As Brown and I spoke, the State Water Resources Control Board, made up of his appointees, wrapped up hearings in Modesto. There, farmers made clear their fears that the state would force them to fallow fields if authorities direct more water to the environment in the hope of preserving the remaining fish in the San Joaquin River basin. Soon, that process will focus on the rights of those of us who rely on the Sacramento River.
At the same time, federal authorities are preparing to implement the first significant act of Congress affecting the federal Central Valley Project in 25 years. Central Valley farmers believe the law will allow the feds to transport more Delta water to irrigate their orchards.
The state has been working on the tunnel project since Arnold Schwarzenegger’s tenure. The Obama administration spent eight years studying it, after inheriting the concept from George W. Bush’s administration.
Now the decision to grant federal permits or not will spill into Donald Trump’s administration. If the feds stick to a timetable established by President Barack Obama, the decision would be made in March. But Trump is a wild card.
“I don’t think the president wants to destroy the economy of California,” Brown said of Trump. “… It’s not about being conservative or liberal. It’s about having the plumbing that meets the needs of the 21st century.”
Brown believes the tunnels, plus Delta restoration, could help native fish rebound from the edge of extinction. But under Trump and a Republican-controlled Congress, federal protections for endangered species, including Delta fisheries, could be weakened. And if the tunnels are built, Central Valley farmers can be counted on to amp up pressure to maximize water exports.
Brown and his successor would need to provide ironclad assurances that they would operate system in ways that protect the environment. The tunnels could export no more than 9,000 cubic feet per second. That’s a reduction from an initial plan, and far less than the 23,000 cubic feet per second contemplated in 1982 when voters rejected the peripheral canal that Brown advocated when he was governor the first time. But it’s still a river’s worth of water, too much in the view of many Northern Californians.

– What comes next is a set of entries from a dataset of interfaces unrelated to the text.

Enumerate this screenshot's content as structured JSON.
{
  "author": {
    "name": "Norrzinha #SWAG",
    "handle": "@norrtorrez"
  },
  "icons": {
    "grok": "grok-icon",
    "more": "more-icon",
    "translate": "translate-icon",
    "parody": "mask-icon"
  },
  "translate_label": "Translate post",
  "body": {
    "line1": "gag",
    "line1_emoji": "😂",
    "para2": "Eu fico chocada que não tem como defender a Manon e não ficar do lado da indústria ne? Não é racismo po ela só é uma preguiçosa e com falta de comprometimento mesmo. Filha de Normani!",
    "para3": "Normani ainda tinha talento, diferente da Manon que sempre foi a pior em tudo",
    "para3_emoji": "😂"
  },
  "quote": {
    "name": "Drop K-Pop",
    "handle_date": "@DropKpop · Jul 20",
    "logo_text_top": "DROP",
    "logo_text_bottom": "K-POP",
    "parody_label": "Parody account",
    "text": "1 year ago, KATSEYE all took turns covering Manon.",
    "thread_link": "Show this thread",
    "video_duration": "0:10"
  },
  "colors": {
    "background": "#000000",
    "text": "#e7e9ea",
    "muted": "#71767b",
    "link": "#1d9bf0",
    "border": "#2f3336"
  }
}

Nine years later, other questions remain. One is financing. The Metropolitan Water District could raise rates on its 25 million customers. But the MWD won’t pay for the tunnels alone, and farmers would balk at paying unless they are assured of more water. And if more water is sent south, wouldn’t that further damage the Delta and the fisheries that depend on water washing down the channels and sloughs?
To his credit, Brown sticks with the project. He leaves no doubt that he believes the tunnels are the best option. For all the chatter about how Brown insists on building the tunnels to cement his legacy, there is little political upside. The tunnels are costly and complicated. At the earliest, no shovel would touch the soil until the end of 2018, as Brown prepares to leave office.
For the Californians who won’t take the time to read 90,000 pages, the question will come down to this: Do they trust Brown’s judgment?